- Problem details -
Whenever the string "Апреля" appears in a line below, please copy the line out.
*** Block opens ***
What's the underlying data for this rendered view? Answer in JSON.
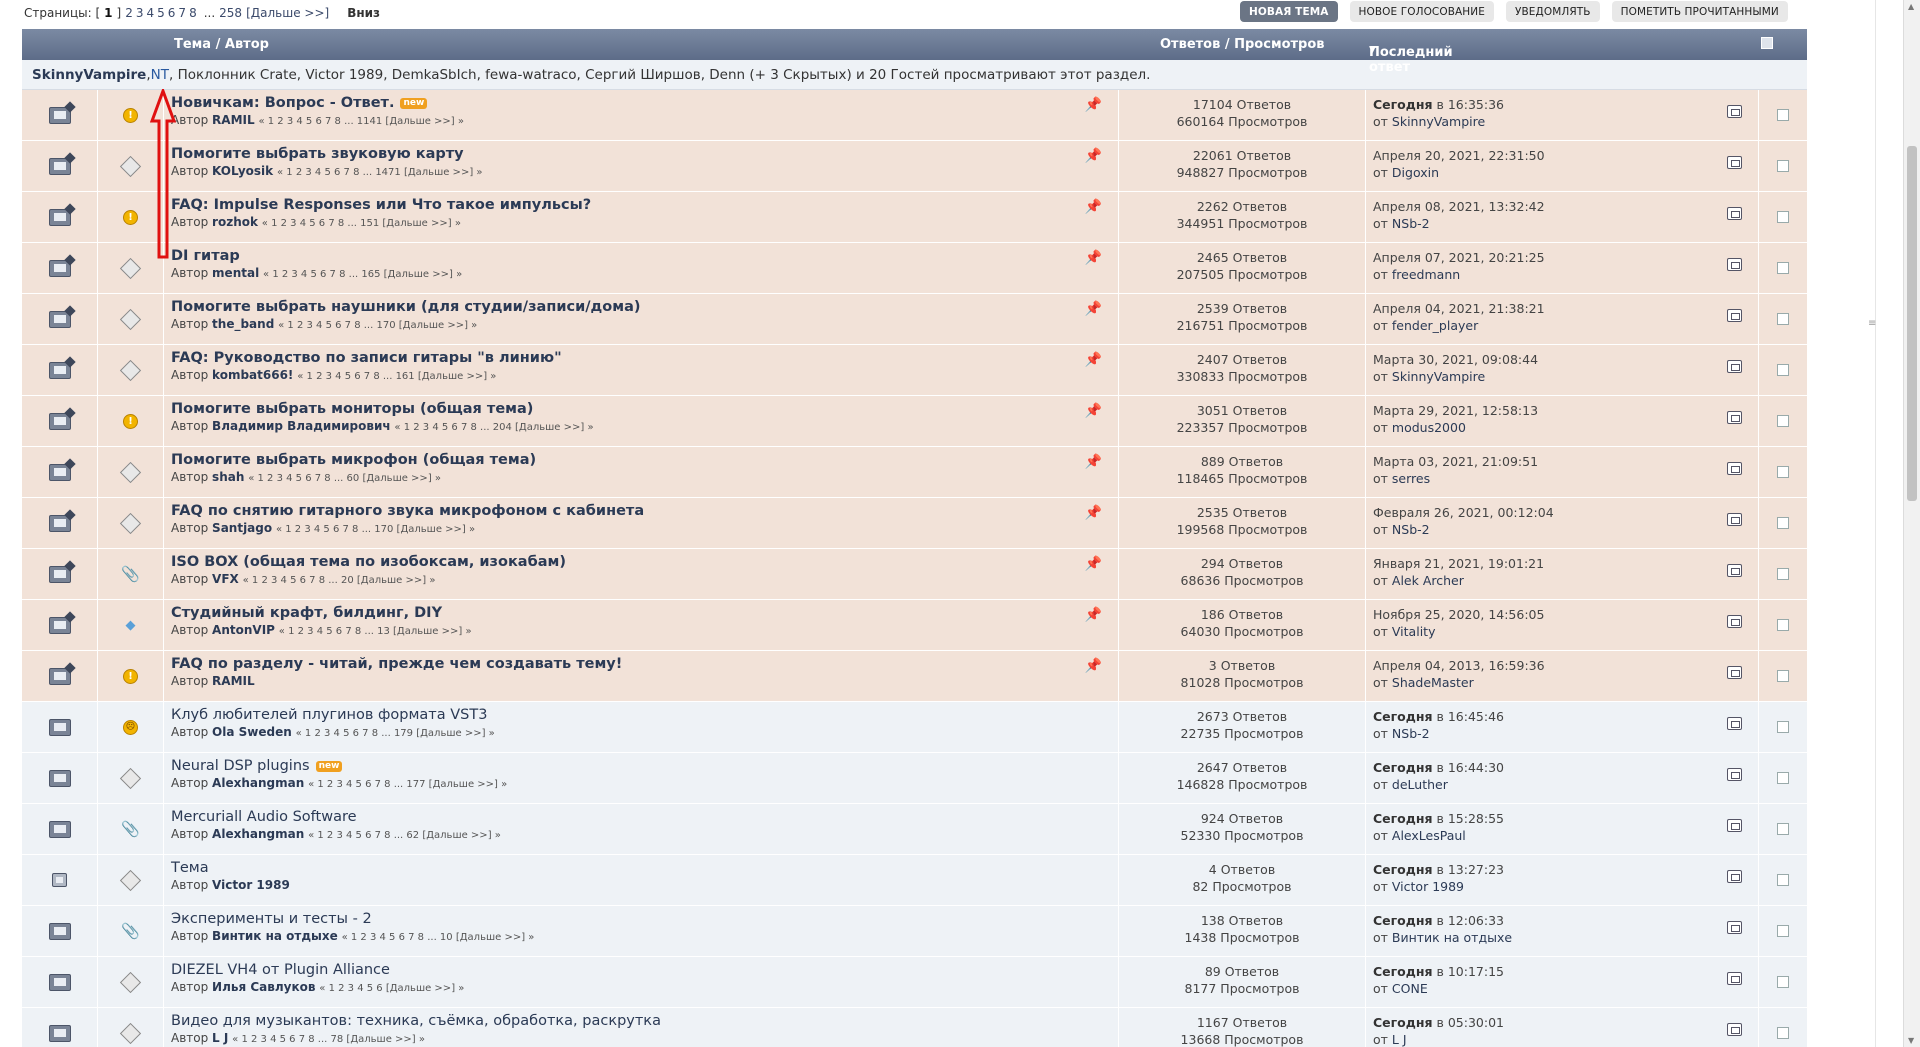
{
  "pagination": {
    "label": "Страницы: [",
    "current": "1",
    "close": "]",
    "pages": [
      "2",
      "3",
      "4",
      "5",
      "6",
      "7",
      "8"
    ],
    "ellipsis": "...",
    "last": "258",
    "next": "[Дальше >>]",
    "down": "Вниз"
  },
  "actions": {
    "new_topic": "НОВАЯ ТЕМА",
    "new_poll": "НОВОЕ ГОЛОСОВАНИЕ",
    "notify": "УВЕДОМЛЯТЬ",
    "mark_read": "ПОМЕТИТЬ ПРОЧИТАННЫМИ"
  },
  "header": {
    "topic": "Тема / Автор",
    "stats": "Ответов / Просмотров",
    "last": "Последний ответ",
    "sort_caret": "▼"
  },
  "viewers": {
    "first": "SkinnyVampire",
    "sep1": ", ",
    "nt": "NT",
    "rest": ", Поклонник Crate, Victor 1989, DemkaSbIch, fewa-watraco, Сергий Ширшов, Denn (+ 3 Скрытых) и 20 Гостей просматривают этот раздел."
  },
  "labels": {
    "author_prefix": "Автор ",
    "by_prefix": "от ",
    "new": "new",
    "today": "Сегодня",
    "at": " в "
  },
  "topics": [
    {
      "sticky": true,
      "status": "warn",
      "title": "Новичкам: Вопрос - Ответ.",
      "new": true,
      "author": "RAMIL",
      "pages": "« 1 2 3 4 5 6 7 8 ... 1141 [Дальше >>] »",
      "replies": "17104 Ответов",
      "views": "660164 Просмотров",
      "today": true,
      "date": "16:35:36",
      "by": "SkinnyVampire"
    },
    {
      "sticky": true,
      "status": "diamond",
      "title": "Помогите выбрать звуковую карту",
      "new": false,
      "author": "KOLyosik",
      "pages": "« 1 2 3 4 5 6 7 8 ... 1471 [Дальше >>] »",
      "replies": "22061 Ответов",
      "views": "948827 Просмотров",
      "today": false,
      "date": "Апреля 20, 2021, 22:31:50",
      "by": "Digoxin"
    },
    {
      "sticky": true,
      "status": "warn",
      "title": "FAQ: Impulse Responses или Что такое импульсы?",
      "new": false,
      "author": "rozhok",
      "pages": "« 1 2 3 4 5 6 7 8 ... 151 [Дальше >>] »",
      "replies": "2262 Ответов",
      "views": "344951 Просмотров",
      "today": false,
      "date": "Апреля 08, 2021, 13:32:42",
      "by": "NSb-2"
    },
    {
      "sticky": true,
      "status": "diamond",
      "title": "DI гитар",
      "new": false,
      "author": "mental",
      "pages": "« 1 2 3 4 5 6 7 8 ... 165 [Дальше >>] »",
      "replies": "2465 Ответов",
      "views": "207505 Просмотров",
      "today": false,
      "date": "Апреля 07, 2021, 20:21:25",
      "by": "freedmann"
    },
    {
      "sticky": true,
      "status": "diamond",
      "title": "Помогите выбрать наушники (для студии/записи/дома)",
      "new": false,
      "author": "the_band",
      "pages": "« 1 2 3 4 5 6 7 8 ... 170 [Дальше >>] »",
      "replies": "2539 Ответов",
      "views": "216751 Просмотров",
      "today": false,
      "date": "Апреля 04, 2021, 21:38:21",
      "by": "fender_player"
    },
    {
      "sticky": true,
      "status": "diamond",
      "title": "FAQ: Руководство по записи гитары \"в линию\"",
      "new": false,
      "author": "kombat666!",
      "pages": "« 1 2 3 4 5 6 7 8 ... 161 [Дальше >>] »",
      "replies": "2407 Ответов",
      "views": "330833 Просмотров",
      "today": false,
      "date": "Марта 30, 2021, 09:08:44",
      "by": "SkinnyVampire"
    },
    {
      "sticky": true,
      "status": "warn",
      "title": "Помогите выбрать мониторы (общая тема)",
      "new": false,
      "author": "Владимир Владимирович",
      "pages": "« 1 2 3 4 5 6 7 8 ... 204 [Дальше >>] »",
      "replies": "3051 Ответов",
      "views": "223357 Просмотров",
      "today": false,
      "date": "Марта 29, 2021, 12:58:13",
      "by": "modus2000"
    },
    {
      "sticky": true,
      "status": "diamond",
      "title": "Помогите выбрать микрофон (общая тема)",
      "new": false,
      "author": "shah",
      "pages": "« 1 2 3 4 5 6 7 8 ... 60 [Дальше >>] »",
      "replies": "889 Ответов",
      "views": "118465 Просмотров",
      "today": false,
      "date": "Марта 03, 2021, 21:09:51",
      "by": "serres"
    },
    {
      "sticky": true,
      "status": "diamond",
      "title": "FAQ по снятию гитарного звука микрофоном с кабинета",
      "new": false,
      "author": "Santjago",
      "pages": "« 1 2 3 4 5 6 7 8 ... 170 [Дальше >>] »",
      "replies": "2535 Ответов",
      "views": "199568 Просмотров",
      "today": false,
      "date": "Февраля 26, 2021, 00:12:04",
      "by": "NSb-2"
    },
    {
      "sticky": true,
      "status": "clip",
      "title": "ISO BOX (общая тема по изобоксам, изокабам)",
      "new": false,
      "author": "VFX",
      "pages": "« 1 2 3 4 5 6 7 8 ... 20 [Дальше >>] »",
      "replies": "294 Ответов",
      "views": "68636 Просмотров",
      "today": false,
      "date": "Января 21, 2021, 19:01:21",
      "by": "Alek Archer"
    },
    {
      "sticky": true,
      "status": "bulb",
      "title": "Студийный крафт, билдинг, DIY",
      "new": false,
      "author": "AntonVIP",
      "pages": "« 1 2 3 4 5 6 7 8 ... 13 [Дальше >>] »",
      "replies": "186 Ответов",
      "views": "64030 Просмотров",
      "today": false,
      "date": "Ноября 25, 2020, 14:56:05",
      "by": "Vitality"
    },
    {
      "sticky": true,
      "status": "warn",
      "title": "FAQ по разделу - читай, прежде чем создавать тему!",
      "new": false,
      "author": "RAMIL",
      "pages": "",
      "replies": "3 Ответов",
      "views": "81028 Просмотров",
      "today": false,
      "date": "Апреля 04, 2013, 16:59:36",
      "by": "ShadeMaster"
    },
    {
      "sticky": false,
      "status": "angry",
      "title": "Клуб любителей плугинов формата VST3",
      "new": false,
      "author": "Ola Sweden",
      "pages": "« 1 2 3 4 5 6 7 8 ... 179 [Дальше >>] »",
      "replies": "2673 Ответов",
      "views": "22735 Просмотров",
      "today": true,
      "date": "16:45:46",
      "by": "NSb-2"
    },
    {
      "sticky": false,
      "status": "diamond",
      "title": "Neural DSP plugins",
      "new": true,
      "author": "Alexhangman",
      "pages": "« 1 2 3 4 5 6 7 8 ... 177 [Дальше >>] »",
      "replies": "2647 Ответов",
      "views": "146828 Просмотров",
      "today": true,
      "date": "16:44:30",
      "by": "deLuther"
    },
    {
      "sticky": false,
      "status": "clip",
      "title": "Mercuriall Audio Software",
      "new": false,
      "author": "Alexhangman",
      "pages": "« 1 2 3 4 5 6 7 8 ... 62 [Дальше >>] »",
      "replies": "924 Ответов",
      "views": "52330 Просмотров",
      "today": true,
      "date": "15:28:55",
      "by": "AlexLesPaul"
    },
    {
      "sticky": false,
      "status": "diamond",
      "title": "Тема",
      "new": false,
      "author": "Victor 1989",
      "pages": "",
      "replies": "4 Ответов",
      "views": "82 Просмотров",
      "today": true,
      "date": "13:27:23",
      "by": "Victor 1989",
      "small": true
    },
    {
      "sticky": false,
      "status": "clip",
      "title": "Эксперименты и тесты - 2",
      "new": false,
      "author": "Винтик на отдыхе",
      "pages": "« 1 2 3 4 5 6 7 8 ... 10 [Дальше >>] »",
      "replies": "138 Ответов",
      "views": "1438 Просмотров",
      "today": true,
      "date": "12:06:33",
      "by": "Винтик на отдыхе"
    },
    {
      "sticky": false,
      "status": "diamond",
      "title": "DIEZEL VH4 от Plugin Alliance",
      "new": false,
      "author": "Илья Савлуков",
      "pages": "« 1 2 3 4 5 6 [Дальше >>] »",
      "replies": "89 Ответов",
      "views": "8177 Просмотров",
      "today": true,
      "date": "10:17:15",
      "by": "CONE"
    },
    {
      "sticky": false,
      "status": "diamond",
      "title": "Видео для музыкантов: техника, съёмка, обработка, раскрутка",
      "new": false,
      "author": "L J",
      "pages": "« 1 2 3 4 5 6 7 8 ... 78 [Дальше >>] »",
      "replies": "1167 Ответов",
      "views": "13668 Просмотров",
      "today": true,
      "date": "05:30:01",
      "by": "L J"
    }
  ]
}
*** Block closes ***
- Answer to this problem -
      "date": "Апреля 20, 2021, 22:31:50",
      "date": "Апреля 08, 2021, 13:32:42",
      "date": "Апреля 07, 2021, 20:21:25",
      "date": "Апреля 04, 2021, 21:38:21",
      "date": "Апреля 04, 2013, 16:59:36",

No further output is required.